Two decades and still Counting Crows
Fair warning: This will probably make you feel old. The Counting Crows’ debut album, “August and Everything After,” was released 20 years ago. Crazy, right? The anniversary has also snuck up on Counting Crows frontman Adam Duritz, who says there are no plans to cash in on the milestone. Instead, the band is looking forward and embarking on a summer tour across the U.S. with fellow ’90s stalwarts The Wallflowers.
I can’t believe it’s been 20 years since “August and Everything After” came out.
For me it doesn’t really seem like that either. I would probably not think about it being 20 years at all except that people keep saying it to me. I don’t really look at it any differently than I do the other albums. It happened to sell a lot more, but that didn’t have much to do with me. The job that we were going to do on the album was done long before anybody bought 10 million copies of it.
What sticks out in your memory of making that album?
It was a difficult album to make. It’s sort of where I took over the band, and because I was very lame at being a band leader back then, that made it really hard on the other guys — because I didn’t take over the band in the best way, and that made life really hard on everyone while we were making that record. Since then we’ve done a lot of years on buses and a lot of tours and made a lot of records I really love.
Any plans to celebrate the anniversary?
I’m waiting for something more significant, some sort of trumpet fanfare to make me realize it’s been 20 years since that record came out. That really hasn’t happened, possibly partially because we didn’t do anything to mark it. We did a deluxe album years ago and we did the live album, which was just all of “August and Everything After” played live, a couple of years ago, so there isn’t really anything left to do other than make another 20-year release to get people’s money for it. But we’re not going to do that.
You guys were early adopters in using social media to connect with your fans.
I remember right when I moved to Los Angeles after we finished touring on “August and Everything After” — like 1995 —I realized at some point in there that AOL had forums for all these different bands, like message boards, and there were people on there on the Counting Crows board just talking about our music.
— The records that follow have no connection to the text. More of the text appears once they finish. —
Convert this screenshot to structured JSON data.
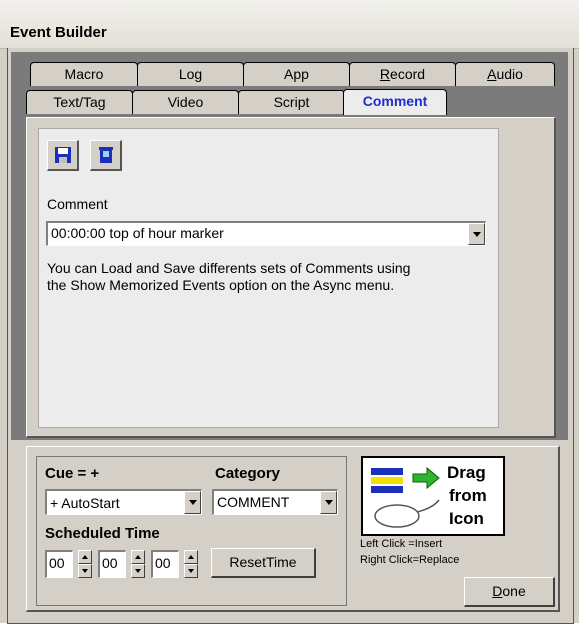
{
  "window": {
    "title": "Event Builder"
  },
  "tabs_back": [
    {
      "label": "Macro"
    },
    {
      "label": "Log"
    },
    {
      "label": "App"
    },
    {
      "label_prefix": "",
      "label_under": "R",
      "label_rest": "ecord"
    },
    {
      "label_prefix": "",
      "label_under": "A",
      "label_rest": "udio"
    }
  ],
  "tabs_front": [
    {
      "label": "Text/Tag"
    },
    {
      "label": "Video"
    },
    {
      "label": "Script"
    },
    {
      "label": "Comment",
      "active": true
    }
  ],
  "comment": {
    "save_icon": "floppy-disk-icon",
    "delete_icon": "trash-icon",
    "field_label": "Comment",
    "value": "00:00:00 top of hour marker",
    "help_line1": "You can Load and Save differents sets of Comments using",
    "help_line2": "the Show Memorized Events option on the Async menu."
  },
  "cue": {
    "label": "Cue = +",
    "value": "+ AutoStart",
    "category_label": "Category",
    "category_value": "COMMENT",
    "scheduled_label": "Scheduled Time",
    "hours": "00",
    "minutes": "00",
    "seconds": "00",
    "reset_label": "ResetTime"
  },
  "drag": {
    "line1": "Drag",
    "line2": "from",
    "line3": "Icon",
    "hint1": "Left Click  =Insert",
    "hint2": "Right Click=Replace",
    "icon": "event-mouse-icon"
  },
  "done": {
    "under": "D",
    "rest": "one"
  },
  "colors": {
    "active_tab": "#1c2fd0",
    "face": "#d4d0c8",
    "arrow_green": "#2db52d"
  }
}
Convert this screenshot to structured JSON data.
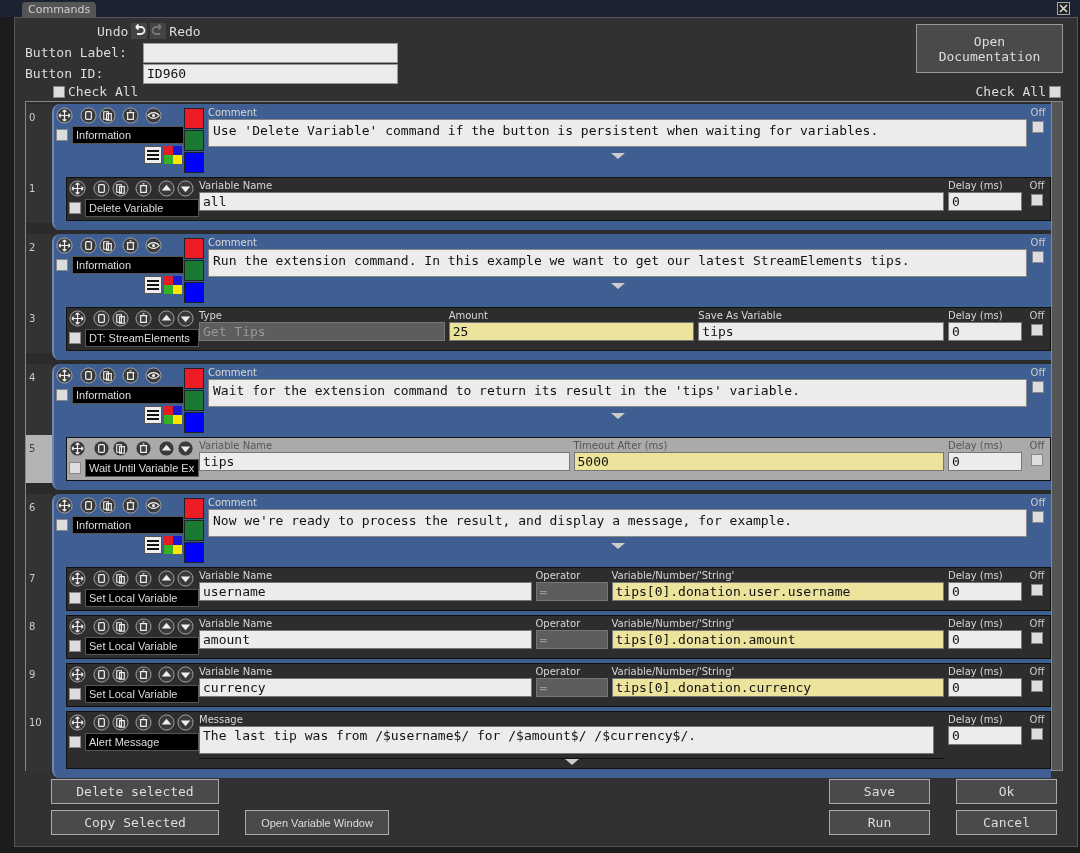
{
  "window": {
    "title": "Commands"
  },
  "history": {
    "undo": {
      "label": "Undo",
      "disabled": false
    },
    "redo": {
      "label": "Redo",
      "disabled": true
    }
  },
  "form": [
    {
      "label": "Button Label:"
    },
    {
      "label": "Button ID:",
      "value": "ID960"
    }
  ],
  "open_documentation": "Open Documentation",
  "check_all_left": {
    "label": "Check All",
    "checked": false
  },
  "check_all_right": {
    "label": "Check All",
    "checked": false
  },
  "groups": [
    {
      "index": "0",
      "kind": "comment",
      "type": "Information",
      "checked": false,
      "off": false,
      "off_label": "Off",
      "label": "Comment",
      "text": "Use 'Delete Variable' command if the button is persistent when waiting for variables.",
      "swatches": [
        {
          "color": "#ee1c24"
        },
        {
          "color": "#1b7a32"
        },
        {
          "color": "#0000ff"
        }
      ],
      "children": [
        {
          "index": "1",
          "kind": "action",
          "type": "Delete Variable",
          "checked": false,
          "selected": false,
          "off": false,
          "off_label": "Off",
          "fields": [
            {
              "kind": "text",
              "label": "Variable Name",
              "value": "all"
            }
          ],
          "delay": {
            "label": "Delay (ms)",
            "value": "0"
          }
        }
      ]
    },
    {
      "index": "2",
      "kind": "comment",
      "type": "Information",
      "checked": false,
      "off": false,
      "off_label": "Off",
      "label": "Comment",
      "text": "Run the extension command. In this example we want to get our latest StreamElements tips.",
      "swatches": [
        {
          "color": "#ee1c24"
        },
        {
          "color": "#1b7a32"
        },
        {
          "color": "#0000ff"
        }
      ],
      "children": [
        {
          "index": "3",
          "kind": "action",
          "type": "DT: StreamElements",
          "checked": false,
          "selected": false,
          "off": false,
          "off_label": "Off",
          "fields": [
            {
              "kind": "readonly",
              "label": "Type",
              "value": "Get Tips"
            },
            {
              "kind": "expression",
              "label": "Amount",
              "value": "25"
            },
            {
              "kind": "text",
              "label": "Save As Variable",
              "value": "tips"
            }
          ],
          "delay": {
            "label": "Delay (ms)",
            "value": "0"
          }
        }
      ]
    },
    {
      "index": "4",
      "kind": "comment",
      "type": "Information",
      "checked": false,
      "off": false,
      "off_label": "Off",
      "label": "Comment",
      "text": "Wait for the extension command to return its result in the 'tips' variable.",
      "swatches": [
        {
          "color": "#ee1c24"
        },
        {
          "color": "#1b7a32"
        },
        {
          "color": "#0000ff"
        }
      ],
      "children": [
        {
          "index": "5",
          "kind": "action",
          "type": "Wait Until Variable Ex",
          "checked": false,
          "selected": true,
          "off": false,
          "off_label": "Off",
          "fields": [
            {
              "kind": "text",
              "label": "Variable Name",
              "value": "tips"
            },
            {
              "kind": "expression",
              "label": "Timeout After (ms)",
              "value": "5000"
            }
          ],
          "delay": {
            "label": "Delay (ms)",
            "value": "0"
          }
        }
      ]
    },
    {
      "index": "6",
      "kind": "comment",
      "type": "Information",
      "checked": false,
      "off": false,
      "off_label": "Off",
      "label": "Comment",
      "text": "Now we're ready to process the result, and display a message, for example.",
      "swatches": [
        {
          "color": "#ee1c24"
        },
        {
          "color": "#1b7a32"
        },
        {
          "color": "#0000ff"
        }
      ],
      "children": [
        {
          "index": "7",
          "kind": "action",
          "type": "Set Local Variable",
          "checked": false,
          "selected": false,
          "off": false,
          "off_label": "Off",
          "fields": [
            {
              "kind": "text",
              "label": "Variable Name",
              "value": "username"
            },
            {
              "kind": "operator",
              "label": "Operator",
              "value": "="
            },
            {
              "kind": "expression",
              "label": "Variable/Number/'String'",
              "value": "tips[0].donation.user.username"
            }
          ],
          "delay": {
            "label": "Delay (ms)",
            "value": "0"
          }
        },
        {
          "index": "8",
          "kind": "action",
          "type": "Set Local Variable",
          "checked": false,
          "selected": false,
          "off": false,
          "off_label": "Off",
          "fields": [
            {
              "kind": "text",
              "label": "Variable Name",
              "value": "amount"
            },
            {
              "kind": "operator",
              "label": "Operator",
              "value": "="
            },
            {
              "kind": "expression",
              "label": "Variable/Number/'String'",
              "value": "tips[0].donation.amount"
            }
          ],
          "delay": {
            "label": "Delay (ms)",
            "value": "0"
          }
        },
        {
          "index": "9",
          "kind": "action",
          "type": "Set Local Variable",
          "checked": false,
          "selected": false,
          "off": false,
          "off_label": "Off",
          "fields": [
            {
              "kind": "text",
              "label": "Variable Name",
              "value": "currency"
            },
            {
              "kind": "operator",
              "label": "Operator",
              "value": "="
            },
            {
              "kind": "expression",
              "label": "Variable/Number/'String'",
              "value": "tips[0].donation.currency"
            }
          ],
          "delay": {
            "label": "Delay (ms)",
            "value": "0"
          }
        },
        {
          "index": "10",
          "kind": "action",
          "type": "Alert Message",
          "checked": false,
          "selected": false,
          "off": false,
          "off_label": "Off",
          "fields": [
            {
              "kind": "message",
              "label": "Message",
              "value": "The last tip was from /$username$/ for /$amount$/ /$currency$/."
            }
          ],
          "delay": {
            "label": "Delay (ms)",
            "value": "0"
          }
        }
      ]
    }
  ],
  "buttons": {
    "delete_selected": "Delete selected",
    "copy_selected": "Copy Selected",
    "open_variable_window": "Open Variable Window",
    "save": "Save",
    "run": "Run",
    "ok": "Ok",
    "cancel": "Cancel"
  }
}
So I went on it and told people who I was — it took a little while to convince people — and my thought was, here’s a way to talk directly to your fan base. You don’t have to go through radio, you don’t have to go through print. I mean, all of those are useful, but it’s kind of useful to be able to go yourself, too. I mean, it was social media in a way before there was social media. It never hurts to be able to go directly to people. It’s necessary now, especially if you’re going to be independent.
You’ve been pretty independent for a while. Considering the landscape of the music industry, could you ever see yourself going back to a big label?
I want to work with people who simply have a good business model, and the record companies’ business model is not particularly good. They still can only think about selling things through radio and making really expensive videos, and that’s about it. Those things are all great, but there’s more to it than that.
And also, they want to give you 10 percent and take 90, which I’m sorry, but that just doesn’t seem smart to me, especially nowadays when a lot of people are buying something that doesn’t actually exist in three-dimensional form. I know that they don’t have a lot of distribution costs making an mp3. I could make them myself. Because the first experience with the Internet for a lot of the record companies was Napster, the reaction was to try and lock all the doors after that, just in sheer terror, keep everybody out. I don’t think you can do anything about downloads. People are going to do what they can do. It’s a shame people don’t have a little more decency, but that’s life. You know, whatever, it’s fun to steal things, I guess. (laughs)
If you go
with The Wallflowers
Bank of America Pavilion
290 Northern Ave., Boston